The fourth in a series of blogs looking at elements of the disciplinary process. Here’s what to expect at a disciplinary hearing.
There’s nothing we hate more than being the bearers of bad news, especially when it comes to telling employers who’ve dismissed blatantly guilty employees that they’re exposed to potentially valid unfair dismissal claims. However, we often are and so it makes sense for us to set out the main reasons why in the hope that we don’t have to hold the receiver away from our ears for fear of deafness as much in future. We’ll do this in a series of blog posts over the course of the next couple of weeks, covering a different reason in each post. Of course, if you’re an employer and would like to discuss any of the issues touched on in these posts, please contact one of our HR consultants in confidence and without delay for some initial advice free of charge and without obligation.
Next up is the importance of ensuring that employees know what to expect at a disciplinary hearing. Again, it makes sense to first refer to the requirements of the Acas Code in this regard…
If it is decided that there is a disciplinary case to answer, the employee should be notified of this in writing. This notification should contain sufficient information about the alleged misconduct or poor performance and its possible consequences to enable the employee to prepare to answer the case at a disciplinary meeting. It would normally be appropriate to provide copies of any written evidence, which may include any witness statements, with the notification.
The notification should also give details of the time and venue for the disciplinary meeting and advise the employee of their right to be accompanied at the meeting.
Regarding the requirement that the employee should receive ‘…sufficient information about the alleged misconduct…’ , this involves the employer explaining the alleged misconduct clearly and being consistent in that regard throughout the process. Two questions we’re typically asked by clients are…
- How should I word the allegations?
- Can I tag on some further allegations that have come to light since the investigation?

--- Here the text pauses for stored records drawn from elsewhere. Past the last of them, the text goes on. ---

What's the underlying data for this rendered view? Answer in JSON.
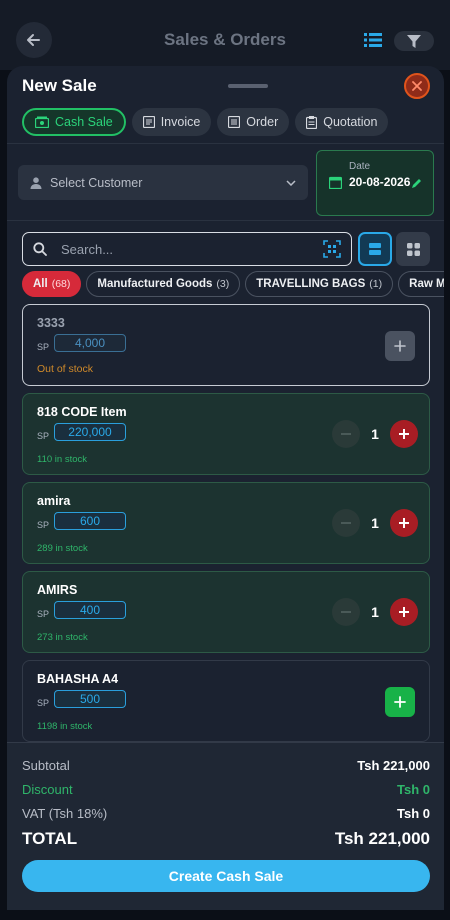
{
  "topbar": {
    "title": "Sales & Orders"
  },
  "sheet": {
    "title": "New Sale",
    "sale_types": [
      {
        "label": "Cash Sale",
        "icon": "cash-icon",
        "active": true
      },
      {
        "label": "Invoice",
        "icon": "invoice-icon",
        "active": false
      },
      {
        "label": "Order",
        "icon": "order-icon",
        "active": false
      },
      {
        "label": "Quotation",
        "icon": "quotation-icon",
        "active": false
      }
    ],
    "customer": {
      "placeholder": "Select Customer"
    },
    "date": {
      "label": "Date",
      "value": "20-08-2026"
    },
    "search": {
      "placeholder": "Search..."
    },
    "categories": [
      {
        "label": "All",
        "count": "(68)",
        "active": true
      },
      {
        "label": "Manufactured Goods",
        "count": "(3)",
        "active": false
      },
      {
        "label": "TRAVELLING BAGS",
        "count": "(1)",
        "active": false
      },
      {
        "label": "Raw Mate",
        "count": "",
        "active": false
      }
    ],
    "sp_label": "SP",
    "products": [
      {
        "name": "3333",
        "price": "4,000",
        "stock": "Out of stock",
        "qty": null,
        "out_of_stock": true
      },
      {
        "name": "818 CODE Item",
        "price": "220,000",
        "stock": "110 in stock",
        "qty": "1",
        "out_of_stock": false
      },
      {
        "name": "amira",
        "price": "600",
        "stock": "289 in stock",
        "qty": "1",
        "out_of_stock": false
      },
      {
        "name": "AMIRS",
        "price": "400",
        "stock": "273 in stock",
        "qty": "1",
        "out_of_stock": false
      },
      {
        "name": "BAHASHA A4",
        "price": "500",
        "stock": "1198 in stock",
        "qty": null,
        "out_of_stock": false
      }
    ],
    "summary": {
      "subtotal_label": "Subtotal",
      "subtotal": "Tsh 221,000",
      "discount_label": "Discount",
      "discount": "Tsh 0",
      "vat_label": "VAT (Tsh 18%)",
      "vat": "Tsh 0",
      "total_label": "TOTAL",
      "total": "Tsh 221,000"
    },
    "create_button": "Create Cash Sale"
  },
  "colors": {
    "accent": "#38b6ef",
    "success": "#22c065",
    "danger": "#d62a3a"
  }
}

When it comes to the wording of allegations, we’re at pains to stress to clients that they should avoid getting hung up on how this is presented. Rather, they should put themselves in the employee’s shoes in ensuring that, whilst comprehensive, it’s intelligible to them. As far as new allegations that come to light during further investigation are concerned, these can be added…but only if they’ve been properly investigated and brought to the employee’s attention to the extent that he or she has been afforded the opportunity to review the surrounding evidence and properly prepare their defence.
Regarding the provision of ‘…copies of any written evidence…with the notification’, this may seem obvious. However, we’re often asked how much of the documentation accumulated as part of a disciplinary investigation should be enclosed. Our answer is invariably “only that to which you intend to refer at the disciplinary hearing when addressing the allegations”.
Garry Humphreys, HR Consultant at EML comments:
“Buried in amongst the first of the above extracts from the Acas Code is one of the most common mistakes that employers make during disciplinary processes, that of failing to forewarn an employee of the possible outcome of a disciplinary hearing. The purpose of this is to ensure that the employee understands the seriousness of the matter and so has the opportunity to prepare accordingly. Crucially, an employee whose disciplinary hearing concludes in dismissal should never be caught unawares by such an outcome.”
Look out for our next post, which will deal with issues relating to the employee’s accompanying person and the corresponding statutory right.